Fatwa: Freedom of Belief & Minority Rights in Muslim Countries (MAE)
Jamal Badawi and Shaikh Muhammad Nur AbdullahPosted Mar 26, 2006 •Permalink • Printer-Friendly Version
Freedom of Belief & Minority Rights in Muslim Countries - Date of Reply 23/Nov/2005 -Topic Of Fatwa Muslim Belief
Question of Fatwa One of my Christian friends raised the issue of why Islam dictates that converters from Islam to Christianity be killed while Christians can freely convert to Islam. Can you please comment on this so as to convince people about the Islamic point of view?
Also, can you please comment about minority rights in Islamic communities such as practicing their religion and building churches?
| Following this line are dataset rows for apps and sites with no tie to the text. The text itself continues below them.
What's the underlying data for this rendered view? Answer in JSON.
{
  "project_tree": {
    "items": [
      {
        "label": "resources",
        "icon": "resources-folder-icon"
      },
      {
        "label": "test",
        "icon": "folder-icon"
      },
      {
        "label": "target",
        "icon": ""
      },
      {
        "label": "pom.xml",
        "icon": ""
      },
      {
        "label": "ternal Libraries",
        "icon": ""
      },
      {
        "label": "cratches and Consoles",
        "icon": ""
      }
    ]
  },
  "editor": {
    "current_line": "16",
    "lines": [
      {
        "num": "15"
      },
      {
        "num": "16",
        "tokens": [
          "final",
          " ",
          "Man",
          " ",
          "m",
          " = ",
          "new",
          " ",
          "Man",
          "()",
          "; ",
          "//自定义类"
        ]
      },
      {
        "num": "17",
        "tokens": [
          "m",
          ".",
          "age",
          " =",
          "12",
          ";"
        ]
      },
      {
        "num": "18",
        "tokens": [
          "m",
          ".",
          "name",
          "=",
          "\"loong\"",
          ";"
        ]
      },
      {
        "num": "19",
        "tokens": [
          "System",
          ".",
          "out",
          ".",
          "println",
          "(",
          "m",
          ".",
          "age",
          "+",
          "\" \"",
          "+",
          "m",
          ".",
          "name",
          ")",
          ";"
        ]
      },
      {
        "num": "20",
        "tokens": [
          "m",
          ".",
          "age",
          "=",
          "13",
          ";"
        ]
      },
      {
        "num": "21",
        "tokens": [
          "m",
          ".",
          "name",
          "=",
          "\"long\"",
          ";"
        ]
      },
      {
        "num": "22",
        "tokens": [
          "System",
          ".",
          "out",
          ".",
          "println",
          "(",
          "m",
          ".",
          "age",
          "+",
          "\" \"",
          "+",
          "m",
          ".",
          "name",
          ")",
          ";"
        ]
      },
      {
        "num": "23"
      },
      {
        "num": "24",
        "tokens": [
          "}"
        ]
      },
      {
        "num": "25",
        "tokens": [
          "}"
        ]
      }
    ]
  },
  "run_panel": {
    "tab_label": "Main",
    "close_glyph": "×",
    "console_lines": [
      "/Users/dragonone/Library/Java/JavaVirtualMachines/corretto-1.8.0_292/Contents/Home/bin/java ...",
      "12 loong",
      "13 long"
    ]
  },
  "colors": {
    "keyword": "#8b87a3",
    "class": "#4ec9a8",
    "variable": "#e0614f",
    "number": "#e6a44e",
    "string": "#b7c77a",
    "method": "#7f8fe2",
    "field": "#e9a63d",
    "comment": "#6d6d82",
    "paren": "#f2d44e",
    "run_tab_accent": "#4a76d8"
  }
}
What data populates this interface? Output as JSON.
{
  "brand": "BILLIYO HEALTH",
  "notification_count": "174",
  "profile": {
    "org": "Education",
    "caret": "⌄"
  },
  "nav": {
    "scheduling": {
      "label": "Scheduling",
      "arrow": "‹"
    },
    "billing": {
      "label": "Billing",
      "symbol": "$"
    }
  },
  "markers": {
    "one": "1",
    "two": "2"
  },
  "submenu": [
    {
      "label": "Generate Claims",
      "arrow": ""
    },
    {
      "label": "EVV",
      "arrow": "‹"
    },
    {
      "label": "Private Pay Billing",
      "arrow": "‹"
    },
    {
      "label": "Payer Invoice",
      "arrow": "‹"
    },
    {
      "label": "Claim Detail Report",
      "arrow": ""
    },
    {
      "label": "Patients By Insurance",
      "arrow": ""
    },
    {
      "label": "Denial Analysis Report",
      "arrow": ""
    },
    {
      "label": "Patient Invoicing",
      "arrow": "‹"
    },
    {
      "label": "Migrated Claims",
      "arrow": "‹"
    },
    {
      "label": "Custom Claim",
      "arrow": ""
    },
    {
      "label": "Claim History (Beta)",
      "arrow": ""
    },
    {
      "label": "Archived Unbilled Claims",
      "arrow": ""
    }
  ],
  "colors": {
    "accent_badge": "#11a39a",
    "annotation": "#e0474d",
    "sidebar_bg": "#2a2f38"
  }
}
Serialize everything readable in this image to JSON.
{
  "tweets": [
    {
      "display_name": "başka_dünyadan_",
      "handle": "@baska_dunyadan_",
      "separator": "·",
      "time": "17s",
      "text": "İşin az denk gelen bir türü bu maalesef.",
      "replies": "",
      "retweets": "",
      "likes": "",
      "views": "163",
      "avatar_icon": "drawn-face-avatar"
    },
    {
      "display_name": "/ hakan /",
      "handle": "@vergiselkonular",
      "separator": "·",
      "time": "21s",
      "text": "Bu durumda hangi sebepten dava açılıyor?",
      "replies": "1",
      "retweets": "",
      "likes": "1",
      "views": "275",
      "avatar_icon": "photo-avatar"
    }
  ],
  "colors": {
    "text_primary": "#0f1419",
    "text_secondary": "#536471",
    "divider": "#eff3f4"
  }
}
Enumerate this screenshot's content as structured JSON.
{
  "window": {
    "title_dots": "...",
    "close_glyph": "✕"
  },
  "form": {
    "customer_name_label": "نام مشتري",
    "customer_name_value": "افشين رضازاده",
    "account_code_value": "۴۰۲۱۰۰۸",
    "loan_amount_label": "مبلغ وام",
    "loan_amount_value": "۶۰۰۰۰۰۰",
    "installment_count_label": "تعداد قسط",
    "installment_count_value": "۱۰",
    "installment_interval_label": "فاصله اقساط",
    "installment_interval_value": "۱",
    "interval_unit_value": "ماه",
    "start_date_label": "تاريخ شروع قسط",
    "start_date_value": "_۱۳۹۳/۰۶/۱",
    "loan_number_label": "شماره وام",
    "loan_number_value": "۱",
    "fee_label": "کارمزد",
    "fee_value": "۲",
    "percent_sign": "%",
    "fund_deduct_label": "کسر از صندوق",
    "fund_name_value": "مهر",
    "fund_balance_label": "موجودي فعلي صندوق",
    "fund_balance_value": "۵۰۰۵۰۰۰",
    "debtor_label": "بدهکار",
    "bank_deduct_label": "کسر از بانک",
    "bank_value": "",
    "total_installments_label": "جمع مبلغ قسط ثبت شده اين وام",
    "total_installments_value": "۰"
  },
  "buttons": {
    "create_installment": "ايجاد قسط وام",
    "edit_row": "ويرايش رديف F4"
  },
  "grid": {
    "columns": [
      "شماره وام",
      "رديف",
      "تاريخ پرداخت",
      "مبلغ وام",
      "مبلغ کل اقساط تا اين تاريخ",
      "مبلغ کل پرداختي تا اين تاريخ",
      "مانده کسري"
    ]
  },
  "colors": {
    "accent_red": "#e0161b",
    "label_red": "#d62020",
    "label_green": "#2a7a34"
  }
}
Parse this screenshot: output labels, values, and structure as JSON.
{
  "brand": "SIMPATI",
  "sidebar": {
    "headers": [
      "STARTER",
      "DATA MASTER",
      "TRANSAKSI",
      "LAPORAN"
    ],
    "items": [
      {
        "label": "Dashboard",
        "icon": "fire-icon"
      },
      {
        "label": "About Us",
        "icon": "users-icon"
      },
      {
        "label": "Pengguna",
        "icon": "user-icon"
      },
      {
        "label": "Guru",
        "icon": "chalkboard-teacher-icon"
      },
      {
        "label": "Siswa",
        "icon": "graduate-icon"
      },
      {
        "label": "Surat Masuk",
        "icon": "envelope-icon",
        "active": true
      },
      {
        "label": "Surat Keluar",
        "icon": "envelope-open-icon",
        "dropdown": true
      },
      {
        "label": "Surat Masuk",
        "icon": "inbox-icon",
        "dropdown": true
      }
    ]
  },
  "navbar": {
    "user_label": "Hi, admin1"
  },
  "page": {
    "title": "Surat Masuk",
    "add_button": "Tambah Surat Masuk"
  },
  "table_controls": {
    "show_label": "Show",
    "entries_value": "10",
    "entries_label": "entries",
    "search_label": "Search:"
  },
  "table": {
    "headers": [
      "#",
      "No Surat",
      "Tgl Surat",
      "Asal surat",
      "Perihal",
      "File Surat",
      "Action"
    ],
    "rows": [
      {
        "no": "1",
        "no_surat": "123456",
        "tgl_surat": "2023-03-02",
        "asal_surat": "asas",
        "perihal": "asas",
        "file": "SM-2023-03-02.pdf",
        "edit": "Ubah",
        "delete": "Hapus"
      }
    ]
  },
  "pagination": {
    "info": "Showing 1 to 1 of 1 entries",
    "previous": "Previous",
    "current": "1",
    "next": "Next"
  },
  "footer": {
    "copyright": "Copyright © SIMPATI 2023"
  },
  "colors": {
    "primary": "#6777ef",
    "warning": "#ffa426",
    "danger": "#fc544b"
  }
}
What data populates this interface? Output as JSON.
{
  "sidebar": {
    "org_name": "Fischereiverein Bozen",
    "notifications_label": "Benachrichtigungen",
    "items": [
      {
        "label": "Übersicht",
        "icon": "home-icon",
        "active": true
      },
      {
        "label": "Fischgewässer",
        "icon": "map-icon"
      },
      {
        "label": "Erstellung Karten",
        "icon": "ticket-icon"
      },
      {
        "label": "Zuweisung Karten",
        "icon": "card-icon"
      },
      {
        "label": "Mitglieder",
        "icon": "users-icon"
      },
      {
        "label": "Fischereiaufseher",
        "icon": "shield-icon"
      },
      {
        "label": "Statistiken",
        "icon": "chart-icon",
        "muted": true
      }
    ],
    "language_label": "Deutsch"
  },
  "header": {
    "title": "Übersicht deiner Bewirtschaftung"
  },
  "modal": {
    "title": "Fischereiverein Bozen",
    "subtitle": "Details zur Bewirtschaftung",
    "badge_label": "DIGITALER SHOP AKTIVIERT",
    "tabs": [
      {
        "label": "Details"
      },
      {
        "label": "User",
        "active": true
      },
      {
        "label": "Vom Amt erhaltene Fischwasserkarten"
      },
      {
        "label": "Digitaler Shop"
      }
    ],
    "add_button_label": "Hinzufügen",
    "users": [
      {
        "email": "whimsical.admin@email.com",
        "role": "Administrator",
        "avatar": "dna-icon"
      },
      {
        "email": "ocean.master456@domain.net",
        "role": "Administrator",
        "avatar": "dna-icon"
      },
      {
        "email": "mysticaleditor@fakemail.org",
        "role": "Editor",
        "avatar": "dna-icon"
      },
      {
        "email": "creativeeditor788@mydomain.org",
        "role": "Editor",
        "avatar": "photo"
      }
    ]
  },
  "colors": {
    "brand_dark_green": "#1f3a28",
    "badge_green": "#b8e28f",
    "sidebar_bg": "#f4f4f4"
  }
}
Finally, can you please comment about Christian rights to make outreach for Christianity as Muslim do outreach (da`wah) for Islam? In other words, do they have the right to make an effort to spread Christianity among Muslims as Muslims are instructed to spread Islam among Christians? Thanks a lot.
In the Name of Allah, Most Gracious, Most Merciful.
All praise and thanks are due to Allah, and peace and blessings be upon His Messenger.
Dear questioner, thank you very much for having confidence in us, and we hope our efforts, which are purely for Allah’s Sake, meet your expectations.
In Islam, freedom in its general sense is a well-established fact. At a time when people were enslaved intellectually, politically, socially, religiously, and economically, Islam came to establish the freedom of belief, freedom of thought, freedom of speech, and freedom to criticize. Islam strictly forbids that people be forced to adopt a certain creed or to believe in a particular religion. Allah Almighty says: [If it had been thy Lord’s Will, they would all have believed, all who are on earth; wilt thou then compel mankind, against their will, to believe?] (Yunus 10: 99) This was in the Makkan era. In the Madinan period, Allah also revealed: [Let there be no compulsion in religion: truth stands out clear from error.] (Al-Baqarah 2: 256)
Responding to the question, Dr. Jamal Badawi, Member of the European Council for Fatwa and Research and the Fiqh Council of North America, states the following:
There are scholars who distinguish between apostasy on a personal level, which is not punishable by death, and apostasy that is accompanied by what we call today high treason, in which case the punishment is for high treason, not for apostasy.
However, some scholars do not distinguish between the two types. The issue pertains to the way of interpreting texts in the Qur’an and the Hadith that deal with that subject. A detailed answer to this question requires many more pages and Allah willing it will be made available in the future.
As for the second question, minority rights under Muslim rule is summed up in the rule “for them (minorities) are rights like ours and on them are responsibilities like ours.”
Furthermore, the Qur’an clearly protects the freedom of religion (Al-Baqarah: 256). It also protects the right of worship and respects all places of worship (Al-Hajj: 40).
On the outreach issue, the Qur’an does not forbid engagement in respectful and peaceful dialogue with others, especially the People of the Book, provided that neither side exploit the illiteracy or dire financial need of others so as to psychologically manipulate them in the name of outreach.
Moreover, Sheikh Muhammad Nur Abdullah, ISNA President and Member of the Fiqh Council of North America, adds:
In brief, Islam believes in freedom of choice. Faith itself is a choice in Islam. The Qur’an states: [No compulsion in religion…] (Al-Baqarah 2: 256). All have the freedom to practice their own faith without harassment or any kind of threat.
The history of Islam proves this very well when Muslims, Christians, and Jews lived together in dominant Islamic societies. We can contrast this to the Muslims who lived in Christian Spain when they were persecuted and prejudiced against on account of their faith.
Second, anyone has the right to choose to convert to Islam or keep practicing his faith. But once a person converts to Islam, he should practice his faith and never change it. If he changes it, it is a major sin. Whether it is punishable by Islamic law is a debatable matter among Muslim scholars. Some believe he should be punished because they count this crime as betrayal, while others say that if someone changes his faith and does not challenge the Islamic society, they consider it a private matter between him and Allah and it is not punishable by the Islamic faith according to their view. However, both opinions agree that it is a sin punishable by Allah and that it is the worst form of sin.
As for minority rights, the Shari`ah protects the rights of non-Muslims living in an Islamic society. The Islamic state has to guarantee protection for their life, property, and the places of worship. The hadith states: “Whoever harms a non-Muslim (Dhimmi ) will not enter Paradise.” (Reported by Muslim)
As for spreading any other faith in the Islamic state, non-Muslims are allowed to teach their followers about their religion, but they are not allowed to go against the mainstream of the society.
Originally published on Islam Online http://www.islamonline.net/servlet/Satellite?pagename=IslamOnline-English-Ask_Scholar/FatwaE/FatwaE&cid=1119503547720